Why Income Planning is a Key Component to a Legacy Plan

Most people I talk to are worried about not having enough money to retire. They will ask me, “How much do I need to retire?” My answer is always, “It depends.” People need enough money to cover their expenses for the rest of their life. Running out of money before running out of life is not an option! They’re not sure how to plan for that income for life while still leaving some behind.

In the past, the general assumption was that a retiree could withdraw 4% to 5% from their investments to live on and maintain the bucket of money that would be passed to loved ones or charity upon their death. With interest rates at a near all-time low and the pain of past market losses, there’s no wonder why this concern for lifetime income is keeping people up at night. Factor in the possibility of a few down years in the market shortly after you start withdrawing funds and you could be set up for retirement income failure.

Other concerns are the potential need for home health or nursing home care. Many families have worked hard to save for their retirement, only to lose it all when someone can no longer live independently. Skilled nursing care can run up to $100,000 per year in some parts of the country. This can put a real strain on even the best financial plans.

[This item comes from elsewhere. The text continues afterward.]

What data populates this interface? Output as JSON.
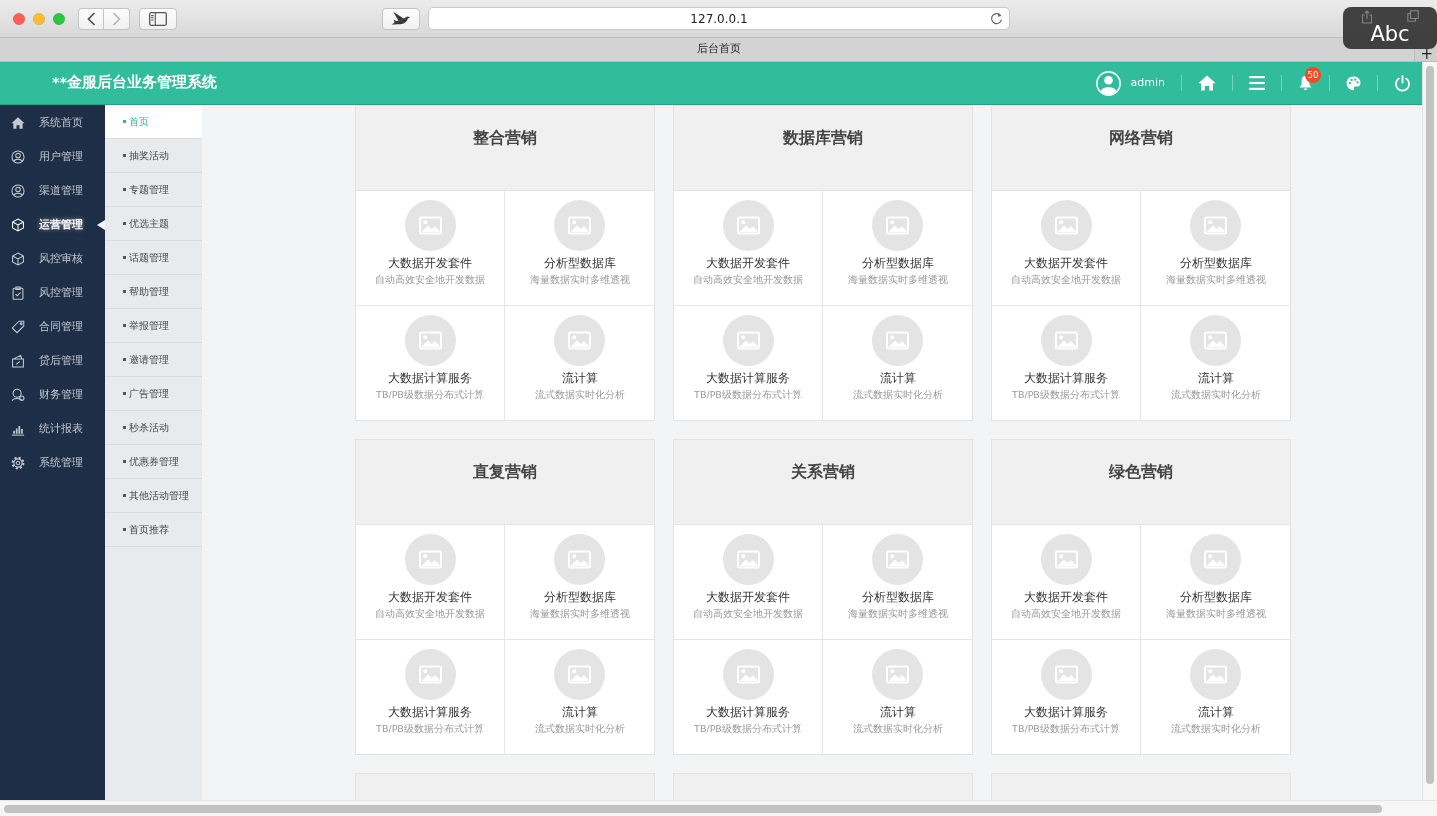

How does someone plan for a positive outcome in retirement? The first step is to understand what retirement looks like. It is said that retirees should plan to live on 70% of their pre-retirement income. This is based on the concept that people will spend less during retirement. In my practice, I see my younger, healthy retirees spend the most in their early retirement years. They have the time to travel and enjoy life in a way they couldn’t while still working.  As people get older and their health declines, there is a need for in-home assistance and even nursing home care. As those costs continue to escalate, living on less money in retirement will be a myth for many.

Many retirees want to make sure they leave something for their children and favorite charities, but if they run out of money that dream will never be accomplished. So, what are their options? By planning for their income needs for life and understanding all sources of income, namely, Social Security and pensions, an advisor can work backwards to see where their plan is lacking. If all of their income needs are comfortably met, they can look at ways to leave an inheritance to children or gift to charity.

Personally, I find that Social Security and pensions are not enough to fully cover the lifetime income needs. I also notice that people don’t consider the impact of a death of a spouse to their income plan. They are not factoring in the loss or decrease of a pension or spouse’s Social Security.

A person can work with an advisor to create a personal pension. By converting some of their investment assets into a lifetime income stream, they can create the guaranteed outcome of having enough money for life. Once an advisor has that piece in place, they can then look at the best assets to leave to children and charity. Does a life insurance policy to benefit the heirs or charity make sense? Does a plan that includes utilizing a tax tortured, qualified asset for a lifetime or legacy gift to charity work?  Does stretching the IRA to children provide the best results? In many cases, it will be a combination of strategies that provide the optimal outcome.

If your advisor is only concerned about investment returns, asset allocation, and risk tolerances, you may be setting yourself up for a rocky retirement road. Consider an income plan that gives you the confidence to retire with a securely guaranteed outcome. You have worked hard to save for this time in your life. It’s time for you to enjoy the fruits of your labor with the knowledge that you will not outlive your money.